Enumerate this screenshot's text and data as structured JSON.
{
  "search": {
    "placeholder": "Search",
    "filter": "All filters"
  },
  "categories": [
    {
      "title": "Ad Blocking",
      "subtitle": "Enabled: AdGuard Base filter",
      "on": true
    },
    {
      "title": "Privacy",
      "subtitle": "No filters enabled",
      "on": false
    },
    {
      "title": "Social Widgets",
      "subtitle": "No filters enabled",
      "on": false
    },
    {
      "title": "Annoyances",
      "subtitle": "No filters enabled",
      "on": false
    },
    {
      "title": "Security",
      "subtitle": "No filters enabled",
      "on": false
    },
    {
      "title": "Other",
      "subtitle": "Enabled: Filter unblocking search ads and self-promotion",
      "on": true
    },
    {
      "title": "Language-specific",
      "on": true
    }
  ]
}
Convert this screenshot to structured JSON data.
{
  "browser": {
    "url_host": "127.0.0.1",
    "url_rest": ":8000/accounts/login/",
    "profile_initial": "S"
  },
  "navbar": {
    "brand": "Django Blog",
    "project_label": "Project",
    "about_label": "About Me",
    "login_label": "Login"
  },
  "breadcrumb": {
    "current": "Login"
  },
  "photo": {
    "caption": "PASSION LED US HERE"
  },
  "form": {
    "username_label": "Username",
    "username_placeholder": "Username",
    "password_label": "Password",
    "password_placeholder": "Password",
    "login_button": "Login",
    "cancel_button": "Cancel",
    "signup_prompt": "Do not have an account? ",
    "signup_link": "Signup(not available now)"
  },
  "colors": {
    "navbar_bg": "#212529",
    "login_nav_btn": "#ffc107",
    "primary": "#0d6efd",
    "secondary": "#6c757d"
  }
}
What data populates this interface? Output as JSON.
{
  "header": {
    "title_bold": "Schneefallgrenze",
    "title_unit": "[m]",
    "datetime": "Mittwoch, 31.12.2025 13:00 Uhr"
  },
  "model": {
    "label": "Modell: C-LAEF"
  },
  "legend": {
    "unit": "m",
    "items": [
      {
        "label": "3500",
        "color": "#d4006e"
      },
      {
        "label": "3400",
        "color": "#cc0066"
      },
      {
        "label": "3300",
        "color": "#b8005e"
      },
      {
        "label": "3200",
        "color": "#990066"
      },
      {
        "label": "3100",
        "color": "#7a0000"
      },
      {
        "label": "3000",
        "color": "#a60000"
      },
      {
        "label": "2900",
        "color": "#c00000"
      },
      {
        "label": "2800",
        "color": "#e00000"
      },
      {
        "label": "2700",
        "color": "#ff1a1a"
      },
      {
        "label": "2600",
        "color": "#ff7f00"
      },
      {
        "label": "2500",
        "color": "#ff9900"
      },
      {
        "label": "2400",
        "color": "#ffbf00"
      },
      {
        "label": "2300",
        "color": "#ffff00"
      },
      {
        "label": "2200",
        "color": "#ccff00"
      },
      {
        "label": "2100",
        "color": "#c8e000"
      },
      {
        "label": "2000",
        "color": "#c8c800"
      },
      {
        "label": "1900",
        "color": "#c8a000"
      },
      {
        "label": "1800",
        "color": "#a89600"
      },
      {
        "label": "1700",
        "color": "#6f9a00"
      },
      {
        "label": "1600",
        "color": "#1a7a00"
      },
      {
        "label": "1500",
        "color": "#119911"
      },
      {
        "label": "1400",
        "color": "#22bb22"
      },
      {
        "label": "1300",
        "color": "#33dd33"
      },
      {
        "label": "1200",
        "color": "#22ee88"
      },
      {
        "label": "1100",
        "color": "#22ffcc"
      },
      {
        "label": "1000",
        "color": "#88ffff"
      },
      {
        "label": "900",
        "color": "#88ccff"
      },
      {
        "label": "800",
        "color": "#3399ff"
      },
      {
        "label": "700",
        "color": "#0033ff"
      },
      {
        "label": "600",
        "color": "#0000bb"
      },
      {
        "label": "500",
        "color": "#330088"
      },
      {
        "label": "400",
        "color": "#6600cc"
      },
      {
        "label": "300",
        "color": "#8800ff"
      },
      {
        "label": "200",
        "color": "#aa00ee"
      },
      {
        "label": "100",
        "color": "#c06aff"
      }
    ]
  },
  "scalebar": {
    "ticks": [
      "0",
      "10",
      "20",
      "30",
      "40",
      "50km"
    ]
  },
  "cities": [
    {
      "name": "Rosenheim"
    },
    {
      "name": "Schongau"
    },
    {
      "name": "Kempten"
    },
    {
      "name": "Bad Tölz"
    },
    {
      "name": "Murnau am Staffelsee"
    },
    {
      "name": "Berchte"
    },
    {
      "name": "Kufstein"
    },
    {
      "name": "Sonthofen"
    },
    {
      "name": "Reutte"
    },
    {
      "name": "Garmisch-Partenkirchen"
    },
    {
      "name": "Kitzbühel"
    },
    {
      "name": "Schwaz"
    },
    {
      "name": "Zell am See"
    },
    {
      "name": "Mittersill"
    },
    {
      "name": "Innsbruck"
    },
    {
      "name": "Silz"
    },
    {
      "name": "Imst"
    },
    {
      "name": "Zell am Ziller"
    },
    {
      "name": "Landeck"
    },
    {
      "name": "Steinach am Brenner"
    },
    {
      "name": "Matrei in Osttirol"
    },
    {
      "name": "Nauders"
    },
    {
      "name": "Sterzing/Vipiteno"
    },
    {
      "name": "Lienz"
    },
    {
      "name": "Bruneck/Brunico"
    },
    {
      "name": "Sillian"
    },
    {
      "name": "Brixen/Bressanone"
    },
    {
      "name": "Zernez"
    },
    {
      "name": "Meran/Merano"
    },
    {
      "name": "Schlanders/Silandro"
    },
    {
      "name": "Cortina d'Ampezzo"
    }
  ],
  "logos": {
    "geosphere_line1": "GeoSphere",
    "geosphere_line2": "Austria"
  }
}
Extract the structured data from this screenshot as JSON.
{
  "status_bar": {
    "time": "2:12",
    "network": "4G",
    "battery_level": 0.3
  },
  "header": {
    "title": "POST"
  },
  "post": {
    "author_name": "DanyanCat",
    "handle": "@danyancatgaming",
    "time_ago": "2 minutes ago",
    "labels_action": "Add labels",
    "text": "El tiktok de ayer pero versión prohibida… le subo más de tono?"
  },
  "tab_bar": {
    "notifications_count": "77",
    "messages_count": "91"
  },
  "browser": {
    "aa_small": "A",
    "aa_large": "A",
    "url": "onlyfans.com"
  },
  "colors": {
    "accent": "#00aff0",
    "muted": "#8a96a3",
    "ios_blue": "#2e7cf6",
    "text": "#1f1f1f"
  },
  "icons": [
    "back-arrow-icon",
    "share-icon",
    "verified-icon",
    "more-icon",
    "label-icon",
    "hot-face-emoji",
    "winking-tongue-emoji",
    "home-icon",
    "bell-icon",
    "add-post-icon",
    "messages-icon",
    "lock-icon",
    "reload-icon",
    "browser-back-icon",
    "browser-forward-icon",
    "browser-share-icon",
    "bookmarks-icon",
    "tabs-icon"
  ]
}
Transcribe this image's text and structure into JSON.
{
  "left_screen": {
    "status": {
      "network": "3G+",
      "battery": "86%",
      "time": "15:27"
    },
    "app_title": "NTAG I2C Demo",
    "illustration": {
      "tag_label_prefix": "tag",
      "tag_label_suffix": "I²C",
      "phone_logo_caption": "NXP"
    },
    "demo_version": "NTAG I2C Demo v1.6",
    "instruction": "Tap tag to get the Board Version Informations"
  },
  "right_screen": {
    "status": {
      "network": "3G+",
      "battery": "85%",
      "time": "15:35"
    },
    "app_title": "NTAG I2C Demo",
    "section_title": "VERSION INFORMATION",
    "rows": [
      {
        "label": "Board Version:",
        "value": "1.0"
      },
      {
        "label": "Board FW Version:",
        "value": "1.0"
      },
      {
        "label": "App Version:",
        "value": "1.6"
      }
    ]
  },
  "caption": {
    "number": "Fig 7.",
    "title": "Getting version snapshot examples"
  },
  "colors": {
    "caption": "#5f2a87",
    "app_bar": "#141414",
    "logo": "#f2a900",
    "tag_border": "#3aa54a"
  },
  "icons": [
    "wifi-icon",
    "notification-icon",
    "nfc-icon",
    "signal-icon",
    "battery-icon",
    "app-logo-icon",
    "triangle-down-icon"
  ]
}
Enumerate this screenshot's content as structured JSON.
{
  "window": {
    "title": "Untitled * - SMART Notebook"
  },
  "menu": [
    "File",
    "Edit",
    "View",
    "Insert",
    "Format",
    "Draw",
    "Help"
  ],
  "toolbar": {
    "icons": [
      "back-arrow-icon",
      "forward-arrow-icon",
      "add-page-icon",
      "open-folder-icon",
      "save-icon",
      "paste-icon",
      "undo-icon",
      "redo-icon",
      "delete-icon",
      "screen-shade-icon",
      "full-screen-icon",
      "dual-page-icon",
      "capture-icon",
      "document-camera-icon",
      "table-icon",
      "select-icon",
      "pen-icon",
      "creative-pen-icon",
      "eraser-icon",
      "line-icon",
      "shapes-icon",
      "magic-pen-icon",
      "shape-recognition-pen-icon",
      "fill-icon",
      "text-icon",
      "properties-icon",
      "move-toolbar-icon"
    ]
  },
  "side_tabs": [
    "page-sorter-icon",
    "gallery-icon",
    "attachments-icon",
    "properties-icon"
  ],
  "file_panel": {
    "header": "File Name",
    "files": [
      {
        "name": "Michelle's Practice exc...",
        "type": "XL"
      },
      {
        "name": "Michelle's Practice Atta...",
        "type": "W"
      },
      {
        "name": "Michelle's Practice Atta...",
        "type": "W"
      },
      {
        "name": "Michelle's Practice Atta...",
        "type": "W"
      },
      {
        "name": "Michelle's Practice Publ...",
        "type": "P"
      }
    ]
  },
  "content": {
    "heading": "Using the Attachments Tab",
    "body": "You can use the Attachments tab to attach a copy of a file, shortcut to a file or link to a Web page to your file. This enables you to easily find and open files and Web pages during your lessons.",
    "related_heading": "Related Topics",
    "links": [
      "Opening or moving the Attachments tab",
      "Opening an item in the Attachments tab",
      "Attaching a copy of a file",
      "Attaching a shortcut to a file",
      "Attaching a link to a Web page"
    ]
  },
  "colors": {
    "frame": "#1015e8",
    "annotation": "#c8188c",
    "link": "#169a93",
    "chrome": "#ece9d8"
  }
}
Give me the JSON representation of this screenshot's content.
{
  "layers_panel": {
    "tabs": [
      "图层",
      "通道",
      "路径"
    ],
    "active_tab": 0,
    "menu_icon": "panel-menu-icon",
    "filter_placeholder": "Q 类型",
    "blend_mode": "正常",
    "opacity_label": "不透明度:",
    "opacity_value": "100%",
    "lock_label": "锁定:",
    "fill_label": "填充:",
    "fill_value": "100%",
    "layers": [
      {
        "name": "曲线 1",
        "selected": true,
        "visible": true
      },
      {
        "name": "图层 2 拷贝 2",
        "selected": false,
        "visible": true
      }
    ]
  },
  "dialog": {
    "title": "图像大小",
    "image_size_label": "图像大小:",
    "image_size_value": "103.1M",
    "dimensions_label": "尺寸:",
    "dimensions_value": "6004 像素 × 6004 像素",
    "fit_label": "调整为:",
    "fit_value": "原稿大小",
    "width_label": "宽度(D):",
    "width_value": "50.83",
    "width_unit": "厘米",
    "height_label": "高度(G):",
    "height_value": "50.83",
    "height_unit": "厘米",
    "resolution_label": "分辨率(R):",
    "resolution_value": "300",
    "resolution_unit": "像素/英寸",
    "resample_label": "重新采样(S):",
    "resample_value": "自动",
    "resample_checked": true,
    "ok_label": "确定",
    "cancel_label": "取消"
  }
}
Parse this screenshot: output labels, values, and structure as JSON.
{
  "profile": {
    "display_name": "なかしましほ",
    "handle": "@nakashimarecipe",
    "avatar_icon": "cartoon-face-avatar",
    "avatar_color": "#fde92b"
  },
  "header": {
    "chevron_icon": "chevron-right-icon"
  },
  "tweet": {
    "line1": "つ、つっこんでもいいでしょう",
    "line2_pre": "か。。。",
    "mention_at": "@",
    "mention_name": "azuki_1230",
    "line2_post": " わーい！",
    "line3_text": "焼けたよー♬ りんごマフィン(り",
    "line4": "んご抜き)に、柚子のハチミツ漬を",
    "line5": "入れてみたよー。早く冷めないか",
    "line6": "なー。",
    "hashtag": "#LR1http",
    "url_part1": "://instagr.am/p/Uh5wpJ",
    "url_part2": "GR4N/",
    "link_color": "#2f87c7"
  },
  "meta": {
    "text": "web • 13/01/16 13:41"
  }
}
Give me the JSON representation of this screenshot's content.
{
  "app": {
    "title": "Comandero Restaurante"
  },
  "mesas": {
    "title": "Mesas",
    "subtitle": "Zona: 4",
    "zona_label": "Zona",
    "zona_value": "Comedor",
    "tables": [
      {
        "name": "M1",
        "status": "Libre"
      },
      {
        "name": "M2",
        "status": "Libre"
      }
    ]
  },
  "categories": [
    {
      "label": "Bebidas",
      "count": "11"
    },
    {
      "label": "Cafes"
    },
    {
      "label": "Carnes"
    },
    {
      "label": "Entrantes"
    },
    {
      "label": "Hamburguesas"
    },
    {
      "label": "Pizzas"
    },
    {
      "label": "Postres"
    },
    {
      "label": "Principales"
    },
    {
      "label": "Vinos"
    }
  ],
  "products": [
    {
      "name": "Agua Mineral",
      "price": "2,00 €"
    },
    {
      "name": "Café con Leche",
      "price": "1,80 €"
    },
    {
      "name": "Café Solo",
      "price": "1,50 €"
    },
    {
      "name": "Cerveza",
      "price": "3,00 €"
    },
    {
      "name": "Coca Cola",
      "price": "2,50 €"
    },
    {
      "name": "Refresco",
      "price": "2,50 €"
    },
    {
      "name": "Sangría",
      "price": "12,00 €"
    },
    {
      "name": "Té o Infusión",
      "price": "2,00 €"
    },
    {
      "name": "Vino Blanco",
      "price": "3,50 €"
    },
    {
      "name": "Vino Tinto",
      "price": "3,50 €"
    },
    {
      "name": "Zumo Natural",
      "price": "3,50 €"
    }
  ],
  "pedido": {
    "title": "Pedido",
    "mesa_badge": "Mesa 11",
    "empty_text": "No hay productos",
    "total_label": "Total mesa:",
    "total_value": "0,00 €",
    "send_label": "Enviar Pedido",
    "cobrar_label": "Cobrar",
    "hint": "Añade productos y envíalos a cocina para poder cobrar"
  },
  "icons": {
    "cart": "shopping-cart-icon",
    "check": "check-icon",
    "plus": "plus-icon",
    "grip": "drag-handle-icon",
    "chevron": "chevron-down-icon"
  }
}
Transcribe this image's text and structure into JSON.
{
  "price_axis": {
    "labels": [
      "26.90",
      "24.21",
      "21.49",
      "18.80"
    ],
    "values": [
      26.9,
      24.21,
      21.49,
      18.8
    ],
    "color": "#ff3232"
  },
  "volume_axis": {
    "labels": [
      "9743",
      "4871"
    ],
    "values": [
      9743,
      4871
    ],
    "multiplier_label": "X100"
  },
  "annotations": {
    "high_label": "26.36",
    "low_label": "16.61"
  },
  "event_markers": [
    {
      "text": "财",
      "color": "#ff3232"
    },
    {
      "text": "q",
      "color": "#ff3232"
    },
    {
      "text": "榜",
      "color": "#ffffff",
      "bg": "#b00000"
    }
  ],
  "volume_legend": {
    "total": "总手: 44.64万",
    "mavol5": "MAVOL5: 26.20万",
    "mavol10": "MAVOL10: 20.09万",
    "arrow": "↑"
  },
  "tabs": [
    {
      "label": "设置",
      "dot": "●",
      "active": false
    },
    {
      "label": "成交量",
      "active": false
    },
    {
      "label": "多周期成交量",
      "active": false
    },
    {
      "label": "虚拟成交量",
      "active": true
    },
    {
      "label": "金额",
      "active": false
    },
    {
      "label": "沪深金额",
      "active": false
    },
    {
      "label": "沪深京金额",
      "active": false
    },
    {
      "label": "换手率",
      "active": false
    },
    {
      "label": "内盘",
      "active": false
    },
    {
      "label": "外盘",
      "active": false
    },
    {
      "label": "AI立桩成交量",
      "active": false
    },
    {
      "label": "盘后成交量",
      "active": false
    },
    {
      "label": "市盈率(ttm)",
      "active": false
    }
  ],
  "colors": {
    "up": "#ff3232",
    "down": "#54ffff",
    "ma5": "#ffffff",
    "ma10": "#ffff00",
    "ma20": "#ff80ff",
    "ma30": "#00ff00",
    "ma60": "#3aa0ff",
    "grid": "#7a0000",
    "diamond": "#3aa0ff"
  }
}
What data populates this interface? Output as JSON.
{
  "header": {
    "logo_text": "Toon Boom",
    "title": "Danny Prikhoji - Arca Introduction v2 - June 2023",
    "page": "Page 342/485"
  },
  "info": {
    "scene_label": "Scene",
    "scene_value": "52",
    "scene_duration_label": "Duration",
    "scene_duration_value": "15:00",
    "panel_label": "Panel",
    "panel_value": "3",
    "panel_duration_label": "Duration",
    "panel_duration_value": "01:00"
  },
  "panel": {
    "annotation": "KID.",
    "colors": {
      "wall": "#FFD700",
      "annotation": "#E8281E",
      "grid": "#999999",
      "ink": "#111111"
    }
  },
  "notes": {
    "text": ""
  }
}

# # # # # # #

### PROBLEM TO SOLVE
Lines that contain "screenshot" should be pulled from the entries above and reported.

### SOLVED PROBLEM
Enumerate this screenshot's text and data as structured JSON.
Convert this screenshot to structured JSON data.
Extract the structured data from this screenshot as JSON.
Enumerate this screenshot's content as structured JSON.
Give me the JSON representation of this screenshot's content.
Parse this screenshot: output labels, values, and structure as JSON.
Give me the JSON representation of this screenshot's content.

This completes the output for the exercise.